Herbarium Specimens




Philippine National Herbarium (PNH)


Specimen – destroyed






Specimen 33 (photo)


Other herbarium specimens


National Herbarium Netherlands, (L)


Specimen L0322508

Specimen L0322509

Specimen L0322510


Royal Botanic gardens Kew (K)


Specimen K000364853




Specimen 104047 (photo)




Oakes Ames wrote that this species has a scent.


Flowering Season


Flowering plants have been collected in the wild from September to January and in March.




This species is in cultivation and often confused with similar species. Although not commonly offered for sale it often turns up as an unidentified species.


Similar Species


Dendrochilum tenellum

Dendrochilum perplexum var. montanum (see this page for differences)

Dendrochilum perplexum var. perplexum (see this page for differences)

Dendrochilum stenophyllum

Dendrochilum louisianum

Dendrochilum williamsii


Other Information


Ames described this species in 1906 as Acoridium graminifolium and said it had an affinity with Acoridium tenellum (Dendrochilum tenellum). Ames wrote that the calli is more like that of Acoridium venustulum (Dendrochilum parvulum) than that of Acoridium tenellum (Dendrochilum tenellum).


Henrik Pedersen wrote that this species is allied to Dendrochilum perplexum, D. stenophyllum and D. louisianum. These species are similar because of their dorsiventrally complanate leaves, a peduncle that is adherent to the subtending leaf at the time of flowering and a labellum with a flat or slightly concave disc.




AMES, Oakes. 1906, Descriptions of New Species of Acoridium from the Philippines, Proceedings of the Biological Society of Washington, Vol XIX PP. 143-154 September 25, 1906.
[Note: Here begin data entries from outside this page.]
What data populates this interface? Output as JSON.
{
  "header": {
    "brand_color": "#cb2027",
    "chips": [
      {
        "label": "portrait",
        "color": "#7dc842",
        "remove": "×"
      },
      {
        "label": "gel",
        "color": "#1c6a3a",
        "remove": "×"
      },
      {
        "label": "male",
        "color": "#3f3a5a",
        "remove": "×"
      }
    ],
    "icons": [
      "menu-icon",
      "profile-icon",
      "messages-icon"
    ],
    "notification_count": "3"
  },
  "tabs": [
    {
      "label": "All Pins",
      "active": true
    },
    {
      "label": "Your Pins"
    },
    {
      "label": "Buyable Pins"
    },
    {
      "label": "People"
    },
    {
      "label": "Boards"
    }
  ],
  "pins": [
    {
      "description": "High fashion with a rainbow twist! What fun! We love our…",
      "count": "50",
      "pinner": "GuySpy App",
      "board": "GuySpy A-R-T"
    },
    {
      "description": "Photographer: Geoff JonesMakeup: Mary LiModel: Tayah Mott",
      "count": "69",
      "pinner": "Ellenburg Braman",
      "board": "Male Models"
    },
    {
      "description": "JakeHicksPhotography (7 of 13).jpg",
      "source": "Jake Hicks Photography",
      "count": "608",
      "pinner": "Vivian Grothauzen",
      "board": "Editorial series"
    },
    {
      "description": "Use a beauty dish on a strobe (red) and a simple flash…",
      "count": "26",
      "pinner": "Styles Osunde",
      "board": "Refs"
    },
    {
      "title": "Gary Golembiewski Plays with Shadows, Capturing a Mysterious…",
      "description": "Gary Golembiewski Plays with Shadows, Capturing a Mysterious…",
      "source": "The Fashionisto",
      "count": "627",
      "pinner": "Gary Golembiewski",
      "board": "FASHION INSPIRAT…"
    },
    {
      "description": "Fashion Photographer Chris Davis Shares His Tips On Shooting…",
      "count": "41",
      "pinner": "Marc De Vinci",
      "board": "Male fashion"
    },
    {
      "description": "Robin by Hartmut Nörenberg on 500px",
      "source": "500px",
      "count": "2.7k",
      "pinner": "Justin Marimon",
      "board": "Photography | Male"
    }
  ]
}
AMES, Oakes. 1908, Illustrations and studies of the Family Orchidaceae Fascicle 2, Ames Botanical Laboratory, North Easton, Massachusetts, Boston.


PEDERSEN, Henrik. 1997, The Genus Dendrochilum (Orchidaceae) in the Philippines – A Taxonomic Revision. Opera Botanica, Denmark


World Checklist of Selected Plant Families. 01 November 2008. The Board of Trustees of the Royal Botanic Gardens, Kew. Published on the Internet; accessed 01 November 2008.